Generators will also be allowed to wheel electricity through the transmission grid, subject to wheeling charges and connection agreements with Eskom and relevant municipalities. However, generation projects will still need to obtain permits – a grid connection permit, to ensure that they meet all the requirements for grid compliance.

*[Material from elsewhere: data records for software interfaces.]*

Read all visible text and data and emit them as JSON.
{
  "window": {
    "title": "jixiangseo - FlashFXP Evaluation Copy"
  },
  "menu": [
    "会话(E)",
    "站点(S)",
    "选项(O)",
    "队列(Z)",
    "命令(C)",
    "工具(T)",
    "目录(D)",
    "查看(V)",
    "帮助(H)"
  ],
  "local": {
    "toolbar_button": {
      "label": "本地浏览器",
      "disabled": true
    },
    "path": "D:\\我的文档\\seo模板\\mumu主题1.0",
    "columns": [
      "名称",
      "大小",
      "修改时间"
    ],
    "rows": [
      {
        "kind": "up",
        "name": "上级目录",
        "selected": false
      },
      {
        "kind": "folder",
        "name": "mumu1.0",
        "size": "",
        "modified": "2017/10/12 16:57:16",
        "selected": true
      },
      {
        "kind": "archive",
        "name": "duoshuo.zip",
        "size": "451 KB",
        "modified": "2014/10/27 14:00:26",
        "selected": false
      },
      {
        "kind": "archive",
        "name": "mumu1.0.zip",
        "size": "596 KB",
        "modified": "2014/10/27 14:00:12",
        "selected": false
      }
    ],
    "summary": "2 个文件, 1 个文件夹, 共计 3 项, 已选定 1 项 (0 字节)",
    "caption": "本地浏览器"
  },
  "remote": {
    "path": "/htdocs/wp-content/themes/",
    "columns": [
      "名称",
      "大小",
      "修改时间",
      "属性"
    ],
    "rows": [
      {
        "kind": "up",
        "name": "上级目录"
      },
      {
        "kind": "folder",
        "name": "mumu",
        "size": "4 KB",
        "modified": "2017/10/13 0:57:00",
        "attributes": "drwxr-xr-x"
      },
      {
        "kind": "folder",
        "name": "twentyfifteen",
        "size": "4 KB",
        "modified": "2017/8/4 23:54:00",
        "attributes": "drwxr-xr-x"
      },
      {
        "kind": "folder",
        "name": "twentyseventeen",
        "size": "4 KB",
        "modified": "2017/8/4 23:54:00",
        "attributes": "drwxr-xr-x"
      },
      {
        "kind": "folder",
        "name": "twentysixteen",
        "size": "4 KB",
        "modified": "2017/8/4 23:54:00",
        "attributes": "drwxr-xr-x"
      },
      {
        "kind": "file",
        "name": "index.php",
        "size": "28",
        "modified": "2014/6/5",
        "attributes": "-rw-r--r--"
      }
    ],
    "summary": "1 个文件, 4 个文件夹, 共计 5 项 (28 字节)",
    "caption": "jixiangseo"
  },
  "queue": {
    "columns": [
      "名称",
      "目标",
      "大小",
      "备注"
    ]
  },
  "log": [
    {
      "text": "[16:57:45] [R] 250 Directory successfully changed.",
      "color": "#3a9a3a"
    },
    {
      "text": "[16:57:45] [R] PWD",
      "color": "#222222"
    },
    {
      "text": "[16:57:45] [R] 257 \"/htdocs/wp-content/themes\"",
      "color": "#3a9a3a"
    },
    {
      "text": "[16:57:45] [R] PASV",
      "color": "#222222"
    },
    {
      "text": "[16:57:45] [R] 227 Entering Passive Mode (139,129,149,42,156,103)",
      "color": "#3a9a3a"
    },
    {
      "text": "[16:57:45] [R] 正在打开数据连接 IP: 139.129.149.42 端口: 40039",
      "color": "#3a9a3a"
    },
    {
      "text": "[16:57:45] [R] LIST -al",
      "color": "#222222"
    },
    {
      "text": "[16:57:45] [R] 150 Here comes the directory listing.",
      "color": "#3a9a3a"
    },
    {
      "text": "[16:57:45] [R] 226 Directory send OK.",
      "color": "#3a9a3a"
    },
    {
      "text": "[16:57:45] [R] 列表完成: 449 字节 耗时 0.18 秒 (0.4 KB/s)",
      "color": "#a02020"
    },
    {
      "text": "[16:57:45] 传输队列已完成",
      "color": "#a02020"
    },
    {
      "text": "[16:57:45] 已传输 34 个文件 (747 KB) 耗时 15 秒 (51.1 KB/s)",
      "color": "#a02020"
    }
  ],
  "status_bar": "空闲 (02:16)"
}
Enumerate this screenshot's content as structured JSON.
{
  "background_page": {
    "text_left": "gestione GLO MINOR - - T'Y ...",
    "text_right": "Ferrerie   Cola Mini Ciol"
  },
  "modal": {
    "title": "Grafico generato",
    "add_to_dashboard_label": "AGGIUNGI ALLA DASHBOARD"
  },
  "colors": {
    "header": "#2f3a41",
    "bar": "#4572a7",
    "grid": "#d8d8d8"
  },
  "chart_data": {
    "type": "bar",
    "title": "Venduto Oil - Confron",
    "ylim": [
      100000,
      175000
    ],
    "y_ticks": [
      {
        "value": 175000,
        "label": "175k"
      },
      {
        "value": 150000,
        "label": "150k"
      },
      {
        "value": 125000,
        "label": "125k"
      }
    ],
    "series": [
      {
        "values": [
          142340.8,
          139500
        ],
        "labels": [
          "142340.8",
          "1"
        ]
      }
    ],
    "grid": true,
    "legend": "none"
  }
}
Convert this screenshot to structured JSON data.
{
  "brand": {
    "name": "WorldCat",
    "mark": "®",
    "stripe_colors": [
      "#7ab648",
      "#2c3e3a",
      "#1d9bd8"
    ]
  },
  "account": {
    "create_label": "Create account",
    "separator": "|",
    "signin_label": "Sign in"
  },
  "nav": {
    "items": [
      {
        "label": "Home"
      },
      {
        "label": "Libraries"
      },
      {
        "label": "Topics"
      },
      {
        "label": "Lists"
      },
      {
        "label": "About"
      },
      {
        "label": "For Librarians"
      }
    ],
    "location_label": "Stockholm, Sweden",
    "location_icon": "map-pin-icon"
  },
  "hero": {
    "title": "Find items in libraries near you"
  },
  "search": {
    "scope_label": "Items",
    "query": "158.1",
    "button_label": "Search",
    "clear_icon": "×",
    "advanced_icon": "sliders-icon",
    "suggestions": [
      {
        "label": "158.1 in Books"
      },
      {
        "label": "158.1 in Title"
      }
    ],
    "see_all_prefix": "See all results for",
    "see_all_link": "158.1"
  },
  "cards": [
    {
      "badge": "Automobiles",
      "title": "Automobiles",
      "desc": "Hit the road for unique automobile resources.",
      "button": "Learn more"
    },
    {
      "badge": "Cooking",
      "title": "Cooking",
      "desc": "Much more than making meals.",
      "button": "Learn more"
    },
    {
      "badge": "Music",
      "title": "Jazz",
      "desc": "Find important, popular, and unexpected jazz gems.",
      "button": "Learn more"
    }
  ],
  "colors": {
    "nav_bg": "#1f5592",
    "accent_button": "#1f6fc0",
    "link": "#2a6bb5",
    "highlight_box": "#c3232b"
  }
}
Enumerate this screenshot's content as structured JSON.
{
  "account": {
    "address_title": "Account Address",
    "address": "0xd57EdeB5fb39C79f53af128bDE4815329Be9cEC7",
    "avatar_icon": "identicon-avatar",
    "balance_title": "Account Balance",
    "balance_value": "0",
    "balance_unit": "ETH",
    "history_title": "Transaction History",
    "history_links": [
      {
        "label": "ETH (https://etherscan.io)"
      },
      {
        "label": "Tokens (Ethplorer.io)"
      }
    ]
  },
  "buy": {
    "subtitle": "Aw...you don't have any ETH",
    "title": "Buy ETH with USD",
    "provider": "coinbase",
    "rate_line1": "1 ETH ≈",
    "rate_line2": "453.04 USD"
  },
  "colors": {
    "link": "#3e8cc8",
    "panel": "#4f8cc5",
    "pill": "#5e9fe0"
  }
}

This will ensure that we are able to bring online as much new (power) capacity as possible without compromising the integrity and stability of our energy system,” added Ramaphosa.

More power to the people

The exception is sure to unlock more power from private entities, and ease the load on the worn-out state power utility, Eskom, mitigating the economic challenges associated with Eskom’s rolling blackouts.

According to South African Wind Energy Association (SAWEA), large companies, mines and farms have 5 000MW in pending projects, which can now be released due to the licensing requirements being lifted. “Renewable energy project developers have got a number of projects that have gone through all development phase permitting requirements and are shovel-ready, so we can confidently say there is sufficient capacity in the industry to meet demand from intensive energy users,” says Ntombifuthi Ntuli, CEO of SAWEA. 

 

renewable energy

Quietly keeping the renewable energy wheels turning in South Africa

This is good news for South Africa. Even better news for sustainable, renewable energy providers who have been passionately committed to seeing cleaner power in our nation.

CAW provides predictive maintenance and repairs on the motors, generators, and pumps that are used to provide this clean energy – be it via wind turbines, solar panels, or hydro electric

“We are delighted that the government is showing its commitment to supporting sustainable power in South Africa,” says George Epenetos, Director of Cape Armature Winders (CAW). “We know what it takes behind the scenes to keep these renewable energy generators going, and we’re committed to the third party entities who are doing what it takes to keep the lights on in South Africa.”

With expertise that spans 50 years and with equipment that makes CAW the best in the Western Cape, CAW ensures sustainable power remains sustainable, and profitable.

This means no interruption in power generation, and no more load shedding, no matter who’s providing the power!

 

CAW is eager to serve – how can we help?